During last week, Huawei hosted an event in London to attract new developers to its Huawei Mobile Services System (HMS), the tech giant’s substitute to Google’s Play Services, which cannot be used in their smartphones anymore because of the U.S. trade restrictions the company has been issued with.
First revealed in August 2019 at a developer conference in China, HMS was ‘relaunched’ with the HMS version 4.0 in December. The technology giant is looking to search for developers to launch their apps on Huawei’s own app store.
The company says that about 55,000 applications are currently accessible, all of which use the HMS Core, an API free to register and use, with the developer kits enabling almost a thousand APIs for creators to use.
The HMS mobile kits are created to be similar to the functions usually offered by Google‘s APIs on Android devices, with features such as location tracking, health, machine learning, purchasing, messaging, and so on.
Huawei’s AppGallery has about 400 million active users, and two of the most renowned apps are the Huawei Browser and the Huawei Assistant, with approximately 270 million and 180 million active users per month, respectively.
The company stated that it provides an interesting position for app developers for numerous reasons, the main being the fact that it creates and builds the whole development ecosystem, with HMS Core merging with Huawei cloud and the tech giant’s mobile devices to offer a ‘fully-connected ecosystem.’
However, with a GBP 20 million ($26 million) investment to attract developers to the new system, Huawei’s AppGallery is still rather empty of popular apps, with developers apparently preferring to build apps for the most part of Android devices, rather than majoring for a brand’s devices.
Huawei’s client success, as well as its forthcoming Huawei P40 series, will be mostly decided by whether the tech giant would be able to use Google’s services ever again, or not.
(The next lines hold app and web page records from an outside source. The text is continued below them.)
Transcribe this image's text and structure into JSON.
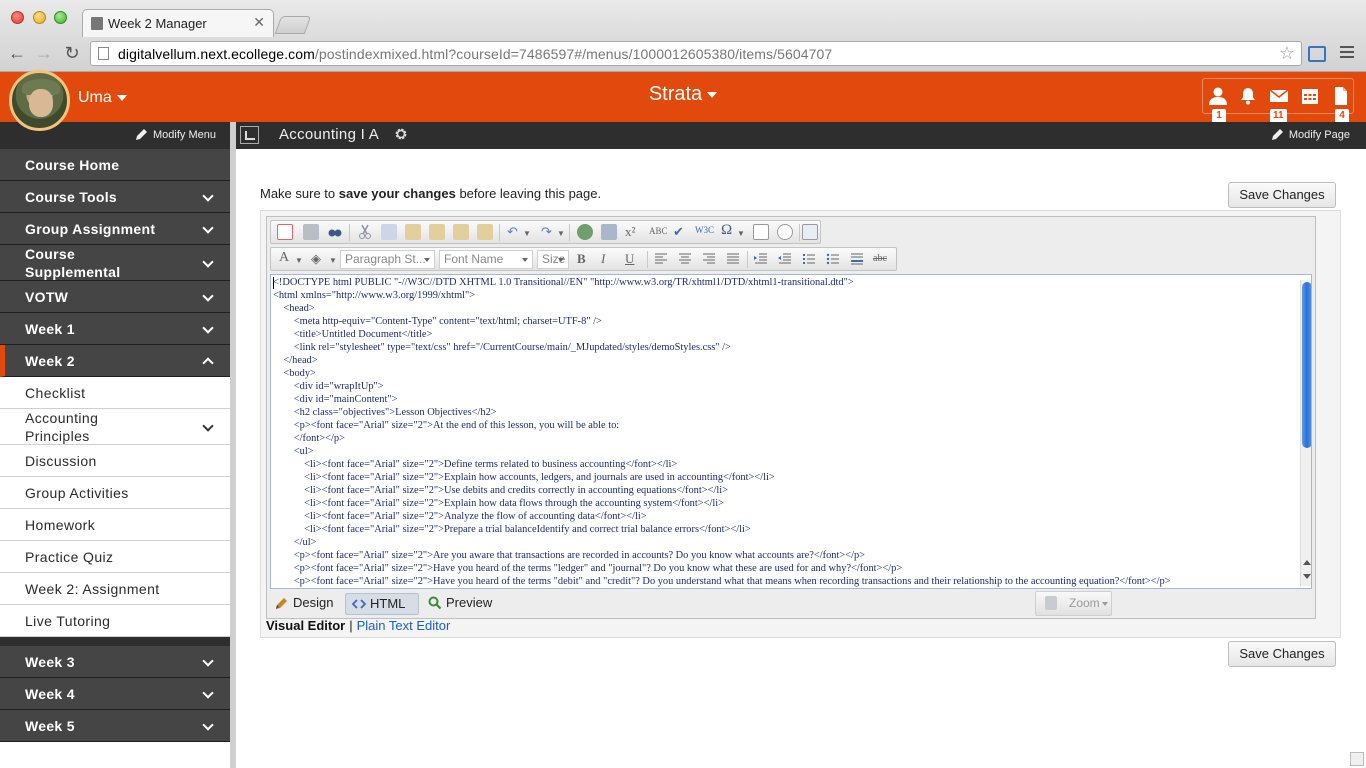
{
  "browser": {
    "tab_title": "Week 2 Manager",
    "url_host": "digitalvellum.next.ecollege.com",
    "url_path": "/postindexmixed.html?courseId=7486597#/menus/1000012605380/items/5604707"
  },
  "header": {
    "user_name": "Uma",
    "app_title": "Strata",
    "badges": {
      "profile": "1",
      "messages": "11",
      "documents": "4"
    },
    "accent_color": "#e14a0c"
  },
  "subheader": {
    "modify_menu": "Modify Menu",
    "course_title": "Accounting I A",
    "modify_page": "Modify Page"
  },
  "sidebar": {
    "items": [
      {
        "label": "Course Home",
        "type": "dark"
      },
      {
        "label": "Course Tools",
        "type": "dark",
        "chevron": "down"
      },
      {
        "label": "Group Assignment",
        "type": "dark",
        "chevron": "down"
      },
      {
        "label": "Course\nSupplemental",
        "type": "dark",
        "chevron": "down"
      },
      {
        "label": "VOTW",
        "type": "dark",
        "chevron": "down"
      },
      {
        "label": "Week 1",
        "type": "dark",
        "chevron": "down"
      },
      {
        "label": "Week 2",
        "type": "dark",
        "chevron": "up",
        "active": true
      },
      {
        "label": "Checklist",
        "type": "light"
      },
      {
        "label": "Accounting\nPrinciples",
        "type": "light",
        "chevron": "down"
      },
      {
        "label": "Discussion",
        "type": "light"
      },
      {
        "label": "Group Activities",
        "type": "light"
      },
      {
        "label": "Homework",
        "type": "light"
      },
      {
        "label": "Practice Quiz",
        "type": "light"
      },
      {
        "label": "Week 2: Assignment",
        "type": "light"
      },
      {
        "label": "Live Tutoring",
        "type": "light"
      },
      {
        "label": "Week 3",
        "type": "dark",
        "chevron": "down"
      },
      {
        "label": "Week 4",
        "type": "dark",
        "chevron": "down"
      },
      {
        "label": "Week 5",
        "type": "dark",
        "chevron": "down"
      }
    ]
  },
  "main": {
    "notice_prefix": "Make sure to ",
    "notice_bold": "save your changes",
    "notice_suffix": " before leaving this page.",
    "save_label": "Save Changes"
  },
  "editor": {
    "paragraph_style": "Paragraph St...",
    "font_name": "Font Name",
    "size": "Size",
    "code_lines": [
      "<!DOCTYPE html PUBLIC \"-//W3C//DTD XHTML 1.0 Transitional//EN\" \"http://www.w3.org/TR/xhtml1/DTD/xhtml1-transitional.dtd\">",
      "<html xmlns=\"http://www.w3.org/1999/xhtml\">",
      "    <head>",
      "        <meta http-equiv=\"Content-Type\" content=\"text/html; charset=UTF-8\" />",
      "        <title>Untitled Document</title>",
      "        <link rel=\"stylesheet\" type=\"text/css\" href=\"/CurrentCourse/main/_MJupdated/styles/demoStyles.css\" />",
      "    </head>",
      "    <body>",
      "        <div id=\"wrapItUp\">",
      "        <div id=\"mainContent\">",
      "        <h2 class=\"objectives\">Lesson Objectives</h2>",
      "        <p><font face=\"Arial\" size=\"2\">At the end of this lesson, you will be able to:",
      "        </font></p>",
      "        <ul>",
      "            <li><font face=\"Arial\" size=\"2\">Define terms related to business accounting</font></li>",
      "            <li><font face=\"Arial\" size=\"2\">Explain how accounts, ledgers, and journals are used in accounting</font></li>",
      "            <li><font face=\"Arial\" size=\"2\">Use debits and credits correctly in accounting equations</font></li>",
      "            <li><font face=\"Arial\" size=\"2\">Explain how data flows through the accounting system</font></li>",
      "            <li><font face=\"Arial\" size=\"2\">Analyze the flow of accounting data</font></li>",
      "            <li><font face=\"Arial\" size=\"2\">Prepare a trial balanceIdentify and correct trial balance errors</font></li>",
      "        </ul>",
      "        <p><font face=\"Arial\" size=\"2\">Are you aware that transactions are recorded in accounts? Do you know what accounts are?</font></p>",
      "        <p><font face=\"Arial\" size=\"2\">Have you heard of the terms \"ledger\" and \"journal\"? Do you know what these are used for and why?</font></p>",
      "        <p><font face=\"Arial\" size=\"2\">Have you heard of the terms \"debit\" and \"credit\"? Do you understand what that means when recording transactions and their relationship to the accounting equation?</font></p>"
    ],
    "modes": {
      "design": "Design",
      "html": "HTML",
      "preview": "Preview"
    },
    "zoom": "Zoom",
    "visual_editor": "Visual Editor",
    "separator": "|",
    "plain_text_editor": "Plain Text Editor"
  }
}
Paula is an outstanding reporter for Henri Le Chat Noir, always finding new and interesting topics to bring to the portal. She mostly crafts Science and Technology news articles, covering everything one needs to know about those niches. Paula studied at Concordia University.